Data about app and page elements
══════════════════════════════
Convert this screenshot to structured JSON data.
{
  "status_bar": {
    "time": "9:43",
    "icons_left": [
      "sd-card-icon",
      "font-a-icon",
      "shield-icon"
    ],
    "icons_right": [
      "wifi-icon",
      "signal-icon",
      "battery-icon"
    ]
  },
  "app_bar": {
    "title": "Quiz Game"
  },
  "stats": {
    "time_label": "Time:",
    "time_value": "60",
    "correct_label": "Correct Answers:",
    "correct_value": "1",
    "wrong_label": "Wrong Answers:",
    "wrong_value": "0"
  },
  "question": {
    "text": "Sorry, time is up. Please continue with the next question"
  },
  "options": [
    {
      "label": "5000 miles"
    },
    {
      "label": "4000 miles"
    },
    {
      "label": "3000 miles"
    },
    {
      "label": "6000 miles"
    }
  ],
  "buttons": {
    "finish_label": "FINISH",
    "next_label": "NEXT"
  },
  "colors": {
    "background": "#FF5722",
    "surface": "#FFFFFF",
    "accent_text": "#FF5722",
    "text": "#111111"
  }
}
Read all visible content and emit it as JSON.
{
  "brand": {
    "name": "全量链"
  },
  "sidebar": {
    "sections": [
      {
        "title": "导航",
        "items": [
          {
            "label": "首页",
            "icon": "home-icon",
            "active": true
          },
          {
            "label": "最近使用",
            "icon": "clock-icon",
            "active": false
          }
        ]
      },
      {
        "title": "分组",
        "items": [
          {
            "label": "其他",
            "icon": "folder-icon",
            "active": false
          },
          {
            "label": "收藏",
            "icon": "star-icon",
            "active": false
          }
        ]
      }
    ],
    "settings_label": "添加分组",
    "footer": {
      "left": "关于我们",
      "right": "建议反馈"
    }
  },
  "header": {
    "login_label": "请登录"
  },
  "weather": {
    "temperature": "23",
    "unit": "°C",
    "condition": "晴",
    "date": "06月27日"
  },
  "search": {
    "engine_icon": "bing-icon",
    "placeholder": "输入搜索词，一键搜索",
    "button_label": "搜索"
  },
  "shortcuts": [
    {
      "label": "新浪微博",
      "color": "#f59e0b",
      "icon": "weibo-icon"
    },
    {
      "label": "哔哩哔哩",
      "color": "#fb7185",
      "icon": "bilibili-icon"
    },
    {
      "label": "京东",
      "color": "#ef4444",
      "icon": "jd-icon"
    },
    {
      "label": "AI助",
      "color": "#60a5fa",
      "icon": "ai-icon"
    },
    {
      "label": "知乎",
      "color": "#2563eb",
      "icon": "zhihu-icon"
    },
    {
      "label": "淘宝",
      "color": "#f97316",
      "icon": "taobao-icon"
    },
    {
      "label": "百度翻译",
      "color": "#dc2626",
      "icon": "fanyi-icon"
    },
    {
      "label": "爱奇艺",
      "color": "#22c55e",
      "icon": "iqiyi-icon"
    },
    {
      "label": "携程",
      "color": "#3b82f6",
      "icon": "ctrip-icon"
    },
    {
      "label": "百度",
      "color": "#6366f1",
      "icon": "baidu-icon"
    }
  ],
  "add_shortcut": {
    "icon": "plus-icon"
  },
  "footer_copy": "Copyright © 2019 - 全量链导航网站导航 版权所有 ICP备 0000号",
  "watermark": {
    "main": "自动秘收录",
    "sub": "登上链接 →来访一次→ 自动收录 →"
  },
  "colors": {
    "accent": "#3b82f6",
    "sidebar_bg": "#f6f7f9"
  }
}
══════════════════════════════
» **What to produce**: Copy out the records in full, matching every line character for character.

» **Task answer**:
Convert this screenshot to structured JSON data.
{
  "status_bar": {
    "time": "9:43",
    "icons_left": [
      "sd-card-icon",
      "font-a-icon",
      "shield-icon"
    ],
    "icons_right": [
      "wifi-icon",
      "signal-icon",
      "battery-icon"
    ]
  },
  "app_bar": {
    "title": "Quiz Game"
  },
  "stats": {
    "time_label": "Time:",
    "time_value": "60",
    "correct_label": "Correct Answers:",
    "correct_value": "1",
    "wrong_label": "Wrong Answers:",
    "wrong_value": "0"
  },
  "question": {
    "text": "Sorry, time is up. Please continue with the next question"
  },
  "options": [
    {
      "label": "5000 miles"
    },
    {
      "label": "4000 miles"
    },
    {
      "label": "3000 miles"
    },
    {
      "label": "6000 miles"
    }
  ],
  "buttons": {
    "finish_label": "FINISH",
    "next_label": "NEXT"
  },
  "colors": {
    "background": "#FF5722",
    "surface": "#FFFFFF",
    "accent_text": "#FF5722",
    "text": "#111111"
  }
}
Read all visible content and emit it as JSON.
{
  "brand": {
    "name": "全量链"
  },
  "sidebar": {
    "sections": [
      {
        "title": "导航",
        "items": [
          {
            "label": "首页",
            "icon": "home-icon",
            "active": true
          },
          {
            "label": "最近使用",
            "icon": "clock-icon",
            "active": false
          }
        ]
      },
      {
        "title": "分组",
        "items": [
          {
            "label": "其他",
            "icon": "folder-icon",
            "active": false
          },
          {
            "label": "收藏",
            "icon": "star-icon",
            "active": false
          }
        ]
      }
    ],
    "settings_label": "添加分组",
    "footer": {
      "left": "关于我们",
      "right": "建议反馈"
    }
  },
  "header": {
    "login_label": "请登录"
  },
  "weather": {
    "temperature": "23",
    "unit": "°C",
    "condition": "晴",
    "date": "06月27日"
  },
  "search": {
    "engine_icon": "bing-icon",
    "placeholder": "输入搜索词，一键搜索",
    "button_label": "搜索"
  },
  "shortcuts": [
    {
      "label": "新浪微博",
      "color": "#f59e0b",
      "icon": "weibo-icon"
    },
    {
      "label": "哔哩哔哩",
      "color": "#fb7185",
      "icon": "bilibili-icon"
    },
    {
      "label": "京东",
      "color": "#ef4444",
      "icon": "jd-icon"
    },
    {
      "label": "AI助",
      "color": "#60a5fa",
      "icon": "ai-icon"
    },
    {
      "label": "知乎",
      "color": "#2563eb",
      "icon": "zhihu-icon"
    },
    {
      "label": "淘宝",
      "color": "#f97316",
      "icon": "taobao-icon"
    },
    {
      "label": "百度翻译",
      "color": "#dc2626",
      "icon": "fanyi-icon"
    },
    {
      "label": "爱奇艺",
      "color": "#22c55e",
      "icon": "iqiyi-icon"
    },
    {
      "label": "携程",
      "color": "#3b82f6",
      "icon": "ctrip-icon"
    },
    {
      "label": "百度",
      "color": "#6366f1",
      "icon": "baidu-icon"
    }
  ],
  "add_shortcut": {
    "icon": "plus-icon"
  },
  "footer_copy": "Copyright © 2019 - 全量链导航网站导航 版权所有 ICP备 0000号",
  "watermark": {
    "main": "自动秘收录",
    "sub": "登上链接 →来访一次→ 自动收录 →"
  },
  "colors": {
    "accent": "#3b82f6",
    "sidebar_bg": "#f6f7f9"
  }
}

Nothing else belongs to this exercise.